Moving onto my actual use of the SK630, I will start with the general typing experience of using a board with Cherry MX Low Profile Red switches. These are linear switches and have a 45cN actuation force, with a 1.2mm actuation distance, while total travel comes in at 3.2mm. Compared to regular MX Reds, with a 2mm actuation distance and 4mm total travel, they actuate 40% faster and have 20% less travel. Being completely honest, it took me a while to get used to the shallower action.
Once I did get used to it though – after days of misspelling words and typing quite slowly – the overall experience is just fine. It is basically like using a keyboard with shorter Cherry MX Reds – that’s exactly what these switches are.

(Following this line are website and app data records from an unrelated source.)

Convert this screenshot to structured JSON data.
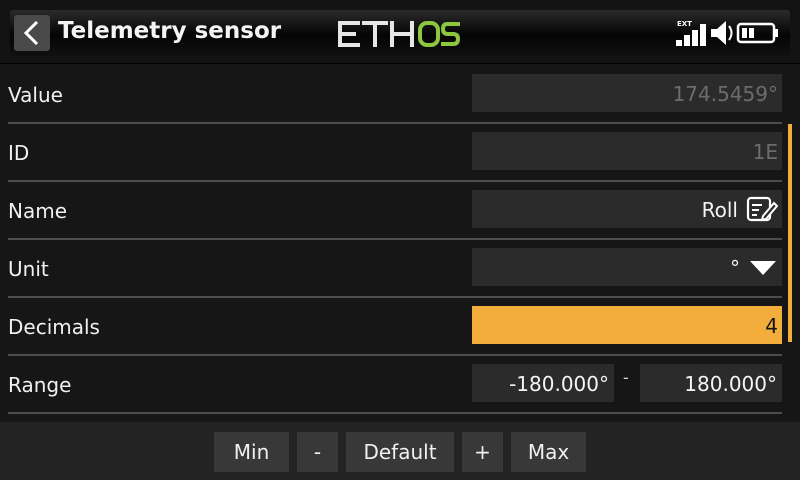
{
  "header": {
    "title": "Telemetry sensor",
    "logo_text": "ETHOS",
    "ext_label": "EXT",
    "back_icon": "chevron-left-icon",
    "status_icons": [
      "signal-icon",
      "speaker-icon",
      "battery-icon"
    ]
  },
  "rows": {
    "value": {
      "label": "Value",
      "value": "174.5459°"
    },
    "id": {
      "label": "ID",
      "value": "1E"
    },
    "name": {
      "label": "Name",
      "value": "Roll"
    },
    "unit": {
      "label": "Unit",
      "value": "°"
    },
    "decimals": {
      "label": "Decimals",
      "value": "4"
    },
    "range": {
      "label": "Range",
      "min": "-180.000°",
      "separator": "-",
      "max": "180.000°"
    }
  },
  "bottom_buttons": {
    "min": "Min",
    "minus": "-",
    "default": "Default",
    "plus": "+",
    "max": "Max"
  },
  "colors": {
    "accent": "#f3ad3a",
    "logo_green": "#8dc63f",
    "field_bg": "#2b2b2b",
    "background": "#161616"
  }
}
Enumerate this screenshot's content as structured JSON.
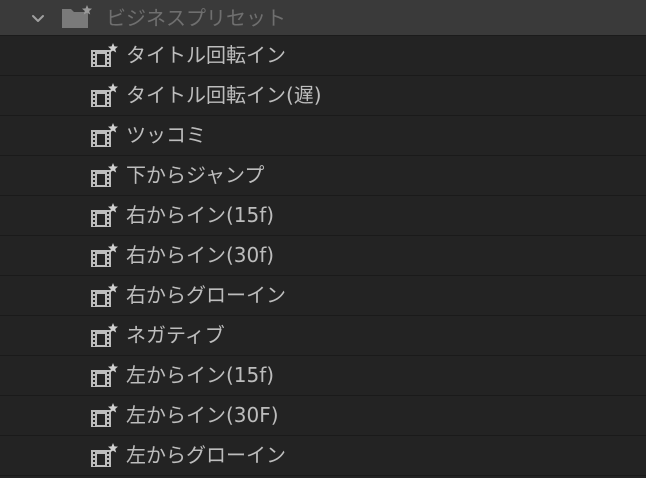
{
  "folder": {
    "icon": "folder-preset-icon",
    "label": "ビジネスプリセット",
    "expanded": true
  },
  "items": [
    {
      "label": "タイトル回転イン",
      "icon": "preset-clip-icon"
    },
    {
      "label": "タイトル回転イン(遅)",
      "icon": "preset-clip-icon"
    },
    {
      "label": "ツッコミ",
      "icon": "preset-clip-icon"
    },
    {
      "label": "下からジャンプ",
      "icon": "preset-clip-icon"
    },
    {
      "label": "右からイン(15f)",
      "icon": "preset-clip-icon"
    },
    {
      "label": "右からイン(30f)",
      "icon": "preset-clip-icon"
    },
    {
      "label": "右からグローイン",
      "icon": "preset-clip-icon"
    },
    {
      "label": "ネガティブ",
      "icon": "preset-clip-icon"
    },
    {
      "label": "左からイン(15f)",
      "icon": "preset-clip-icon"
    },
    {
      "label": "左からイン(30F)",
      "icon": "preset-clip-icon"
    },
    {
      "label": "左からグローイン",
      "icon": "preset-clip-icon"
    }
  ],
  "colors": {
    "background": "#232323",
    "folder_row": "#3a3a3a",
    "label_text": "#bdbdbd",
    "folder_text": "#6f6f6f"
  }
}
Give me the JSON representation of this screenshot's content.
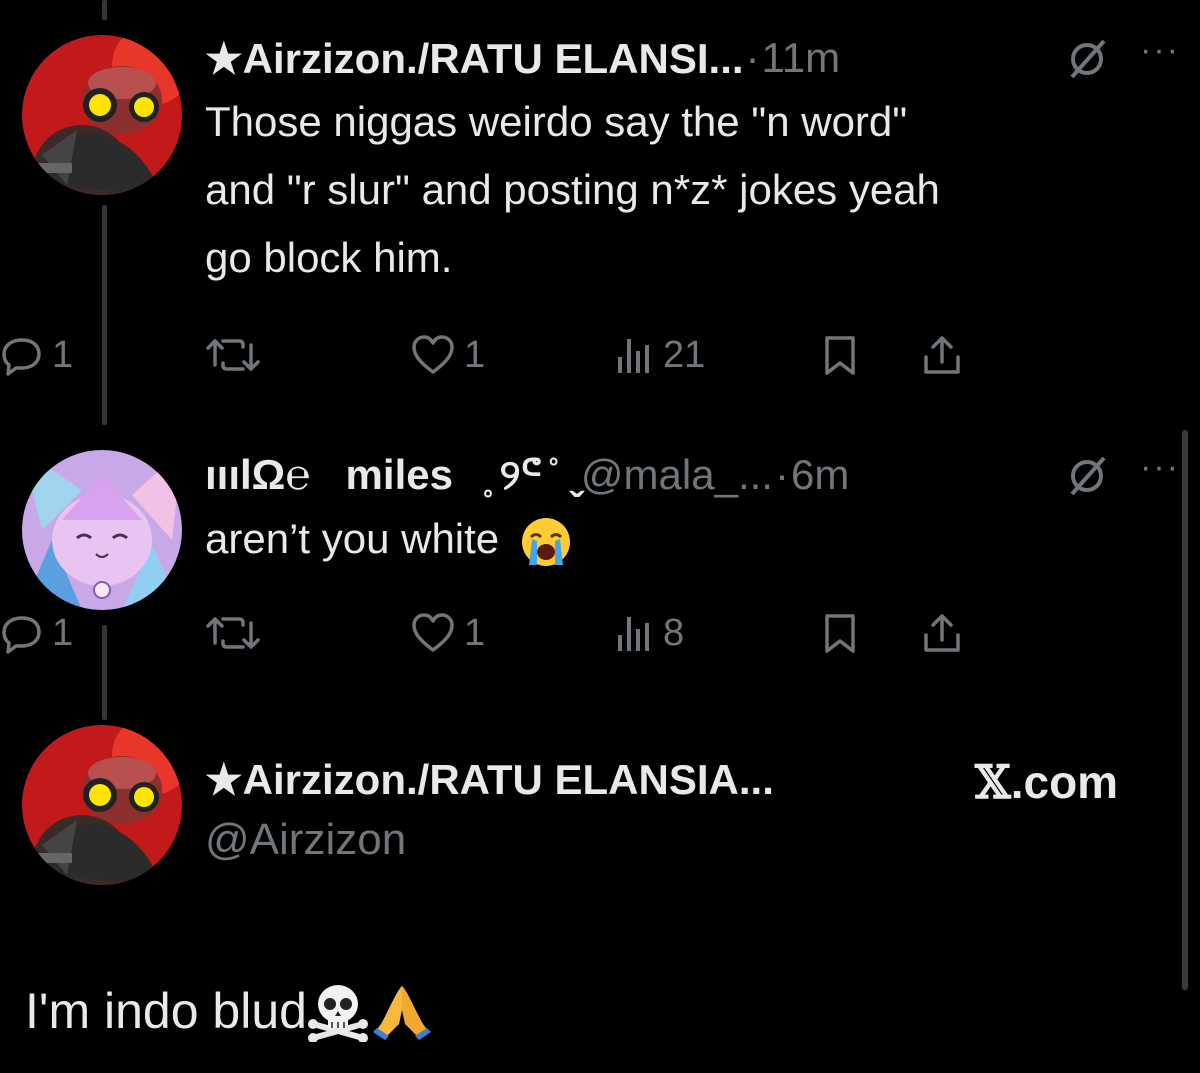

For me that’s fine but, my preference is for heavier, clicky switches – like MX Blues, or even Greens. I also prefer the longer travel distance of a full-size switch. If there was an MX Low Profile Blue, I think I may well get on with that better. Of course, that’s not to say there’s anything wrong with the SK630 and its Low Profile Reds, it’s just that the world of mechanical keyboards is all about personal preference – so if you like the idea of a shallower MX Red switch, you’re in luck. If you don’t – well, the SK630 isn’t for you given it is only available with these switches.
I had a good time gaming with the SK630, though. The 1.2mm actuation distance is quite low, so you’re getting a faster response from a full-size mechanical switch. If you’re a casual gamer like me, that isn’t going to suddenly transform you into a top FPS player – but it is certainly something. The SK630 also sports both 6-key and n-key rollover (for use with both legacy machines and modern systems) so you won’t run into issues when pressing a lot of keys at once, either.
Other features worth mentioning include the wide variety of on-the-fly controls available with the SK630. Most of these features are accessible by using Fn+ function keys – for instance, you can record a macro by using F11, cycle through the RGB modes using F5, or use F2/F3/F4 to manually choose a static colour backlight.
I do like this functionality as it means you can effectively do away with software without losing out on the features. There’s a lot going on on the function keys so using software can be easier if you want to record a macro or change the backlighting fast – but that obviously requires having software installed, which might not always be possible.
One thing that has baffled me for years about Cooler Master keyboards, however – and I am still at a loss as to why this has not yet been implemented – is why there is no master LED brightness control. You can manually adjust the different red, green and blue brightness levels, thus creating your own custom colour – but once you have found the desired colour, there is no on-board master brightness control. Thus, if you want to turn down the brightness, you are forced to use software, or go back and manually adjust each of the red, green and blue channels to get a lower brightness.